Further development on globally convergent algorithms for solution of stationary network problems is presented. The algorithms make use of global non-degeneracy of Jacobi matrix of the system, composed of Kirchhoff's flow conservation conditions and transport element equations. This property is achieved under certain monotonicity conditions on element equations and guarantees an existence of a unique solution of the problem as well as convergence to this solution from an arbitrary starting point. In application to gas transport networks, these algorithms are supported by a proper modeling of gas compressors, based on individually calibrated physical characteristics. This paper extends the modeling of compressors by hierarchical methods of topological reduction, combining the working diagrams for parallel and sequential connections of compressors. Estimations are also made for application of topological reduction methods beyond the compressor stations in generic network problems. Efficiency of the methods is tested by numerical experiments on realistic networks.

In the coming years, the European Union plans to establish Proton Exchange Membrane (PEM) electrolyzers, each with a 100 MW capacity.
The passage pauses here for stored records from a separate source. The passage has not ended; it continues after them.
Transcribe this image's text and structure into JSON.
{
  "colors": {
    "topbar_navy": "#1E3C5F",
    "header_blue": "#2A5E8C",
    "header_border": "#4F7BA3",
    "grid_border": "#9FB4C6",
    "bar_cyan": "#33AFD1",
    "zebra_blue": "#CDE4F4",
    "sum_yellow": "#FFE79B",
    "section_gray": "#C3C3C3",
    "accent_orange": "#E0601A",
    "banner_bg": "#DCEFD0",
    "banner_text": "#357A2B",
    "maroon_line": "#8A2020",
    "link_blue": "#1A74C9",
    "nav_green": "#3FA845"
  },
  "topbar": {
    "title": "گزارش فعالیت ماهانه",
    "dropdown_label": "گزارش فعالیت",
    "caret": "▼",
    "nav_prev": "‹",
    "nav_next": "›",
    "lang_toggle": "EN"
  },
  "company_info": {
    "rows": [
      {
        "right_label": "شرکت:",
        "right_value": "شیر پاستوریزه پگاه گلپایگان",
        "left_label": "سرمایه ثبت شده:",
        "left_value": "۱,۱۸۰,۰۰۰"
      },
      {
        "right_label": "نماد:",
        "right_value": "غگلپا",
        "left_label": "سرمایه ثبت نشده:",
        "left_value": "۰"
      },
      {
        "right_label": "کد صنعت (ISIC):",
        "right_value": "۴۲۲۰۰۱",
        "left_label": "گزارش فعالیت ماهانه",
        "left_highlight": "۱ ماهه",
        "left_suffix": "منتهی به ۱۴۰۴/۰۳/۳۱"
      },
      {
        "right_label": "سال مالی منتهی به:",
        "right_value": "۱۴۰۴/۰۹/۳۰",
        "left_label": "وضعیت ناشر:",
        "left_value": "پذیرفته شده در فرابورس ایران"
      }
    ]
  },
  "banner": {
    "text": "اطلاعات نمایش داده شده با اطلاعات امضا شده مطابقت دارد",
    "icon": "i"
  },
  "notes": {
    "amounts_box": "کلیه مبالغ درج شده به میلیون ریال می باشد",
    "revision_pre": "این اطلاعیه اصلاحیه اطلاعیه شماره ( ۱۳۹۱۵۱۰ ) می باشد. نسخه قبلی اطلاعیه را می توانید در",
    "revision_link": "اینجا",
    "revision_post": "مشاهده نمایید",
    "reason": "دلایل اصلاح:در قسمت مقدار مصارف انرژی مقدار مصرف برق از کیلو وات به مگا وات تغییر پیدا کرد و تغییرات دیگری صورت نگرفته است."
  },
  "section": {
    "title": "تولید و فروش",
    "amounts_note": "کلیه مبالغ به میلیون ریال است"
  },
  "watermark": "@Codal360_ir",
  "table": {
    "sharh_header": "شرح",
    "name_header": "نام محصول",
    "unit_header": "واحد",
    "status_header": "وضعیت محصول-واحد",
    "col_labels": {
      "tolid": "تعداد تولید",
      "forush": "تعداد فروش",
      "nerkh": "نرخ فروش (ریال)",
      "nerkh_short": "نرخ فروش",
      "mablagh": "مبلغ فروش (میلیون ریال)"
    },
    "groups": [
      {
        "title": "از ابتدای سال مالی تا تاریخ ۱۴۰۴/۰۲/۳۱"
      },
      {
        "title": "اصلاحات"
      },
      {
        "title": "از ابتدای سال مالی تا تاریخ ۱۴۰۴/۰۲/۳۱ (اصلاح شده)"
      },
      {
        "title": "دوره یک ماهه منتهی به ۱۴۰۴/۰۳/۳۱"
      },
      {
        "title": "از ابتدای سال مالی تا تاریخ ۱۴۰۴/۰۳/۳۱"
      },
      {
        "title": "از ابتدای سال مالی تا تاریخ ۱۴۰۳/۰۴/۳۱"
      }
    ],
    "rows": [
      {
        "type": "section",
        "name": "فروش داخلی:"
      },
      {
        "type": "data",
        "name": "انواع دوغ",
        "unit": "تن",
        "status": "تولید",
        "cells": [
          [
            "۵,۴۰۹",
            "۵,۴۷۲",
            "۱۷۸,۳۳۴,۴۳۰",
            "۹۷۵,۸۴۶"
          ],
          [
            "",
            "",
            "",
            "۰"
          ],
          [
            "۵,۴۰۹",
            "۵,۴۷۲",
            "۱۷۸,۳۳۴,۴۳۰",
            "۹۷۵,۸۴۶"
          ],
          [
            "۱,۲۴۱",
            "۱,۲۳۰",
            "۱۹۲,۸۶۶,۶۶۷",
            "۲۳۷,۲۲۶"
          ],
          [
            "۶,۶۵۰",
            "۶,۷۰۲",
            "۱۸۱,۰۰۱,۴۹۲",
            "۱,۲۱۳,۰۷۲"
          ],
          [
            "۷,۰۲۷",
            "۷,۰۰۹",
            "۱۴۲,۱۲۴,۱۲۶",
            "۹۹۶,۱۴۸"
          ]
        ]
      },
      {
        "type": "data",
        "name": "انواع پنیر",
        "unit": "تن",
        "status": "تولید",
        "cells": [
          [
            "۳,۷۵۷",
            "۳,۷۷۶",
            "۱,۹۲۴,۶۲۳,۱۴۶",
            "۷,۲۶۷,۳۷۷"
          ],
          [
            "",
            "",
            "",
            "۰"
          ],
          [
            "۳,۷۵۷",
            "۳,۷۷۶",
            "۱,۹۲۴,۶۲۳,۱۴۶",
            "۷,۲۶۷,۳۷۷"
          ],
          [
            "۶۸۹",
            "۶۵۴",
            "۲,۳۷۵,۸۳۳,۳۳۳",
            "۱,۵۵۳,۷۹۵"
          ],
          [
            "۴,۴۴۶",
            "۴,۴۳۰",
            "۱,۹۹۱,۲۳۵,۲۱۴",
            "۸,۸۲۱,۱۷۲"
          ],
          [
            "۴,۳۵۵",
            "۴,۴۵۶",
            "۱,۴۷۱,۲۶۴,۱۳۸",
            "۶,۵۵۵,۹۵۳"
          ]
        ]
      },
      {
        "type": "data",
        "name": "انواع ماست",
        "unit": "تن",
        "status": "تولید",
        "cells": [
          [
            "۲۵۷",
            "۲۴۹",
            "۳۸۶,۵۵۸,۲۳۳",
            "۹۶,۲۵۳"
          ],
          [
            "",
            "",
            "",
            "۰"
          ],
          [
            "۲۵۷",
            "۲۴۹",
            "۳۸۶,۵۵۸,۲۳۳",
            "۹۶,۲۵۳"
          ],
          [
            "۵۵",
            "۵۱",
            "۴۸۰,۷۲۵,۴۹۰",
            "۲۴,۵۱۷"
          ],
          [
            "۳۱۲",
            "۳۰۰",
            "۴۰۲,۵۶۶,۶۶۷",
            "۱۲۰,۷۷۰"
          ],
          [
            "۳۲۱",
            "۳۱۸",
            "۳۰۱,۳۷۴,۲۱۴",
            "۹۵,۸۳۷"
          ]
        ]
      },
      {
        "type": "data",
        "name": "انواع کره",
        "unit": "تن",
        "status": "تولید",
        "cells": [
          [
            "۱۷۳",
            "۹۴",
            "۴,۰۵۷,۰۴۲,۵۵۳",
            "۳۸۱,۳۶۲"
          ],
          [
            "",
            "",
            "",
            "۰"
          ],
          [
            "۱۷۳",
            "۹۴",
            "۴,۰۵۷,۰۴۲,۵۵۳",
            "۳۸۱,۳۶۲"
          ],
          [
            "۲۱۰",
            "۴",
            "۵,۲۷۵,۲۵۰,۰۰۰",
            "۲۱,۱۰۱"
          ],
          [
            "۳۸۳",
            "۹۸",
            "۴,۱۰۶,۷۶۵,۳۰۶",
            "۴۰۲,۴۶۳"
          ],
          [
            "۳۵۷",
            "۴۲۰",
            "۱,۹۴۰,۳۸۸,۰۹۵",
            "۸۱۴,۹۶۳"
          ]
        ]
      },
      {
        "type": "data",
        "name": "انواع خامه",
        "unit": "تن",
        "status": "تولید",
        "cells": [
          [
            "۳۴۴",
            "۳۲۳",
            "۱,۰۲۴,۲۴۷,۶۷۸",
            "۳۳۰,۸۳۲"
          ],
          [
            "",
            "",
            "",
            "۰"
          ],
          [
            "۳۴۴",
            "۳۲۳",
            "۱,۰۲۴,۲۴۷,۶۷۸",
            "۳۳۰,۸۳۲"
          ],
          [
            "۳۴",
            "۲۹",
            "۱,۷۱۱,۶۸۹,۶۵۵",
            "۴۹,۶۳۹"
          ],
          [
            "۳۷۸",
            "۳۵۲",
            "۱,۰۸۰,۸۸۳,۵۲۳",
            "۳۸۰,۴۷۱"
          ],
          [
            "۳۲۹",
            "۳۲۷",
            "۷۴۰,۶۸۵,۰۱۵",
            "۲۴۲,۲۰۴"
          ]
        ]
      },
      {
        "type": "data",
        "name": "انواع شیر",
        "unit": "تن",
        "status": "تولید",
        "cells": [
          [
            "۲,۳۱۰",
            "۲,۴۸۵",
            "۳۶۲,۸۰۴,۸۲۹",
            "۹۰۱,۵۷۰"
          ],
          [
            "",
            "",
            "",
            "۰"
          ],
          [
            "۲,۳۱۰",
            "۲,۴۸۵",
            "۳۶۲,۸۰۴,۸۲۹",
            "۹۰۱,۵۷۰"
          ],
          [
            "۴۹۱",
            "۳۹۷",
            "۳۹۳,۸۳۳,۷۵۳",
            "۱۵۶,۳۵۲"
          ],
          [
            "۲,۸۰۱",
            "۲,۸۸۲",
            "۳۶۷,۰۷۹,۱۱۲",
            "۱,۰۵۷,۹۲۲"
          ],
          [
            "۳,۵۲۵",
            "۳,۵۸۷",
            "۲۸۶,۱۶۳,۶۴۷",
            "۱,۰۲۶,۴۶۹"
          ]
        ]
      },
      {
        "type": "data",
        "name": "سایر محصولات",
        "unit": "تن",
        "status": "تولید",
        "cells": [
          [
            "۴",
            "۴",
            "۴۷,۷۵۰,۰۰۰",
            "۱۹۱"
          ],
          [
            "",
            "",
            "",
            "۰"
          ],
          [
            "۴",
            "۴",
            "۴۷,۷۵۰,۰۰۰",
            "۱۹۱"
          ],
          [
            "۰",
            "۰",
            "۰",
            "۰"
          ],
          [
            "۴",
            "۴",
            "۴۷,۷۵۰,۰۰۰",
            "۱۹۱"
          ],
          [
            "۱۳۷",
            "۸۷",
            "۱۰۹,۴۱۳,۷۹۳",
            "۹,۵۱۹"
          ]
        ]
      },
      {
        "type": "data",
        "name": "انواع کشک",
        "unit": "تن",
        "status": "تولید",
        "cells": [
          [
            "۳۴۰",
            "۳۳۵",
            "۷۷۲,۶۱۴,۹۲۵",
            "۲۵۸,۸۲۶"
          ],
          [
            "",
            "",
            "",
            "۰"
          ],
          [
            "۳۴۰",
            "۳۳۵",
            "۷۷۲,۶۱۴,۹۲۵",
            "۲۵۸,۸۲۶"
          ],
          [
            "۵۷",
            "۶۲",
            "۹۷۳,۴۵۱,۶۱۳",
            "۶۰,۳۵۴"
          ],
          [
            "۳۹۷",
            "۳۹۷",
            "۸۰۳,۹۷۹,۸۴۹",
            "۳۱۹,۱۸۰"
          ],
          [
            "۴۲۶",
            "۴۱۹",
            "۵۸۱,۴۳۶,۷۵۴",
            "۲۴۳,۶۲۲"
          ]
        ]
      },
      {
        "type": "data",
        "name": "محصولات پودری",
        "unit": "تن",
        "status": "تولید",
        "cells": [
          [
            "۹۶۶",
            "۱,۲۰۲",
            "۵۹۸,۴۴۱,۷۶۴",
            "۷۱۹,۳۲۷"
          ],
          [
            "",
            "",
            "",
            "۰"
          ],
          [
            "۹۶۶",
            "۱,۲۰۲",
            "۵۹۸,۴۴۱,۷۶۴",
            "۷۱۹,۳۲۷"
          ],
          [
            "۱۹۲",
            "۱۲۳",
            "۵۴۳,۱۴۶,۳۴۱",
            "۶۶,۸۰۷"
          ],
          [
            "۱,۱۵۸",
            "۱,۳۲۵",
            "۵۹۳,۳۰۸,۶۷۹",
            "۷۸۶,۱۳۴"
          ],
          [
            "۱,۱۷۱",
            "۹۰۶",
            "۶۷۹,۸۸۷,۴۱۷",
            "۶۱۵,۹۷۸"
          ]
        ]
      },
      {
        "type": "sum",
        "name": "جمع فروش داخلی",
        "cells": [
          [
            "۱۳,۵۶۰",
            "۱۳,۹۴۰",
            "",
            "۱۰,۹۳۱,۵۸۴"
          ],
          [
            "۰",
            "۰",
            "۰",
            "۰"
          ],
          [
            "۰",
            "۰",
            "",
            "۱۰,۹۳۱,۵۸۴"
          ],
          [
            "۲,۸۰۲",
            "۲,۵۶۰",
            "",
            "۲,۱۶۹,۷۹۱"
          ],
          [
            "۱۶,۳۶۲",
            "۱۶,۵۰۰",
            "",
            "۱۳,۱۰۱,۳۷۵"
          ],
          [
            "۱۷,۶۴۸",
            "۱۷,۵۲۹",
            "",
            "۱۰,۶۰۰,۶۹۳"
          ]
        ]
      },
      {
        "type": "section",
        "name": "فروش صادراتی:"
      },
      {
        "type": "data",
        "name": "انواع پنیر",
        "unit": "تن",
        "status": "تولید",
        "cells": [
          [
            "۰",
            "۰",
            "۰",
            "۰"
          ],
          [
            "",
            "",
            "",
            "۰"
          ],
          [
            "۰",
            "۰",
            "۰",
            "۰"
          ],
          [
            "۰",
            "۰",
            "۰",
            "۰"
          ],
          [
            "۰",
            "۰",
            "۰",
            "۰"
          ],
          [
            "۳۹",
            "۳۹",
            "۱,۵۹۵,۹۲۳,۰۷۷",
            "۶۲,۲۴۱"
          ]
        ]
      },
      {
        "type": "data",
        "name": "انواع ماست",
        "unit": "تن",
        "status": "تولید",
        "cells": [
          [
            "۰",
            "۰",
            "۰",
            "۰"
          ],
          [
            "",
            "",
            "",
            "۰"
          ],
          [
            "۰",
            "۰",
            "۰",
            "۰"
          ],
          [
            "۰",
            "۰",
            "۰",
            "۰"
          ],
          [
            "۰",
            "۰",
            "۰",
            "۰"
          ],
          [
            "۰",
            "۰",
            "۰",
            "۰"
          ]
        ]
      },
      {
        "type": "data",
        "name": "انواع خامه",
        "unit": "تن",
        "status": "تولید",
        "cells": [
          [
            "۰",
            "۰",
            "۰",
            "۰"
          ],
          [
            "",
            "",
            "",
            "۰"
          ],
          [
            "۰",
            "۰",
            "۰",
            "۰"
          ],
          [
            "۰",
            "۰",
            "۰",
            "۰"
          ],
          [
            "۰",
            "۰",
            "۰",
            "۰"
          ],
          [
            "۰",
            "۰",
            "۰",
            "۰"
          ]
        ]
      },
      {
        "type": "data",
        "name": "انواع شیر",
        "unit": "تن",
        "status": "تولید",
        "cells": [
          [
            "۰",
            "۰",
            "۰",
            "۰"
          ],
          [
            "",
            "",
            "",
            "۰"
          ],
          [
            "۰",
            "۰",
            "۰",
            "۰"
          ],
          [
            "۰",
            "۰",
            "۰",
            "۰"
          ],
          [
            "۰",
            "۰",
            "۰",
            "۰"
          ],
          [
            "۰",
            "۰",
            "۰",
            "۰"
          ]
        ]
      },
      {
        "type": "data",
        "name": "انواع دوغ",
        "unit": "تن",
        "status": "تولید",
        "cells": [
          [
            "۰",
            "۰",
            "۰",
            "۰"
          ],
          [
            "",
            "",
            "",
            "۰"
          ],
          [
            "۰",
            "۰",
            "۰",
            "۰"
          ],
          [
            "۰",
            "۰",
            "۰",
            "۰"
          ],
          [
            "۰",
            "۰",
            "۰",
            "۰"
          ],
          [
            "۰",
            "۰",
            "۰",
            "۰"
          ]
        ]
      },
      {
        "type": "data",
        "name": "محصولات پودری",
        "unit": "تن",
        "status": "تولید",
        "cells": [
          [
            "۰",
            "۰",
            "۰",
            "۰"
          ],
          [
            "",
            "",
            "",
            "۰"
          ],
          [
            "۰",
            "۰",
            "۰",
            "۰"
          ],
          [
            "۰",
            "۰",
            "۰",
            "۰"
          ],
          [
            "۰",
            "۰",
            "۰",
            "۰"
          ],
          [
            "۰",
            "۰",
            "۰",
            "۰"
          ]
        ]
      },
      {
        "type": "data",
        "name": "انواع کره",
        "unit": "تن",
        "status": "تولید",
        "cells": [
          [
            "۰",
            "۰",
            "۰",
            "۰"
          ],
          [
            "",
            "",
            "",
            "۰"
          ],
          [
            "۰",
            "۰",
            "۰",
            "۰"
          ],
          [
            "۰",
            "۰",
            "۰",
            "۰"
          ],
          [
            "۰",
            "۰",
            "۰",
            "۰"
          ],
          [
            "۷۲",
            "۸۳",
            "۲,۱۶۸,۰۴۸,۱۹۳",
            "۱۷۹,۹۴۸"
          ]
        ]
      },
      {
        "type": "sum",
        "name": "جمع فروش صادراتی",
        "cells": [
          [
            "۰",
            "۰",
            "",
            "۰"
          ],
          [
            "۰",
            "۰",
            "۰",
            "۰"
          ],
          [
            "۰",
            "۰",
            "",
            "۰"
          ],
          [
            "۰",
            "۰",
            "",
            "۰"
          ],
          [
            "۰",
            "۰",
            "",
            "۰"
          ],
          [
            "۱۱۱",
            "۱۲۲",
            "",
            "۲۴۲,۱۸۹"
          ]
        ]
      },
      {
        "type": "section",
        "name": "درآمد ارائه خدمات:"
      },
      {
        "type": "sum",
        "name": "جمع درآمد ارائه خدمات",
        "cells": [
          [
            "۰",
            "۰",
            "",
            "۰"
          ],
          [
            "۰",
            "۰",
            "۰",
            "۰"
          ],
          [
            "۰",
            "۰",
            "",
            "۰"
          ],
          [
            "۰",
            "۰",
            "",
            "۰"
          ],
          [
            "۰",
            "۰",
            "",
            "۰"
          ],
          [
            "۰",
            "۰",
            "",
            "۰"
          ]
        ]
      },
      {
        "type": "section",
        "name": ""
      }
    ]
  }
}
However, the selection of their locations has not been systematically optimized to leverage potential benefits, such as utilizing waste heat from large facilities for district heating. Presently, there are hardly any corresponding system models in the literature dynamically simulating a PEM electrolyzer of this size. This paper introduces a first model approach for such systems, drawing on parameters from existing literature. It addresses the inconsistency found in the literature regarding the use of the exchange current density, which varies by a factor of . A novel optimization process is developed by using an auxiliary parameter to fit the exchange current density with a newfound condition between the anode and cathode side. The outcome is a comprehensive model of a PEM electrolyzer plant, exemplarily adapted to the Siemens Silyzer 300.

The general method of topological reduction for the network problems is presented on example of gas transport networks. The method is based on a contraction of series, parallel and tree-like subgraphs for the element equations of quadratic, power law and general monotone dependencies. The method allows to reduce significantly the complexity of the graph and to accelerate the solution procedure for stationary network problems. The method has been tested on a large set of realistic network scenarios. Possible extensions of the method have been described, including triangulated element equations, continuation of the equations at infinity, providing uniqueness of solution, a choice of Newtonian stabilizer for nearly degenerated systems. The method is applicable for various sectors in the field of energetics, including gas networks, water networks, electric networks, as well as for coupling of different sectors.

Alkaline methanol oxidation is an important electrochemical process in the design of efficient fuel cells. Typically, a system of ordinary differential equations is used to model the kinetics of this process. The fitting of the parameters of the underlying mathematical model is performed on the basis of different types of experiments, characterizing the fuel cell. In this paper, we describe generic methods for creation of a mathematical model of electrochemical kinetics from a given reaction network, as well as for identification of parameters of this model. We also describe methods for model reduction, based on a combination of steady-state and dynamical descriptions of the process. The methods are tested on a range of experiments, including different concentrations of the reagents and different voltage range.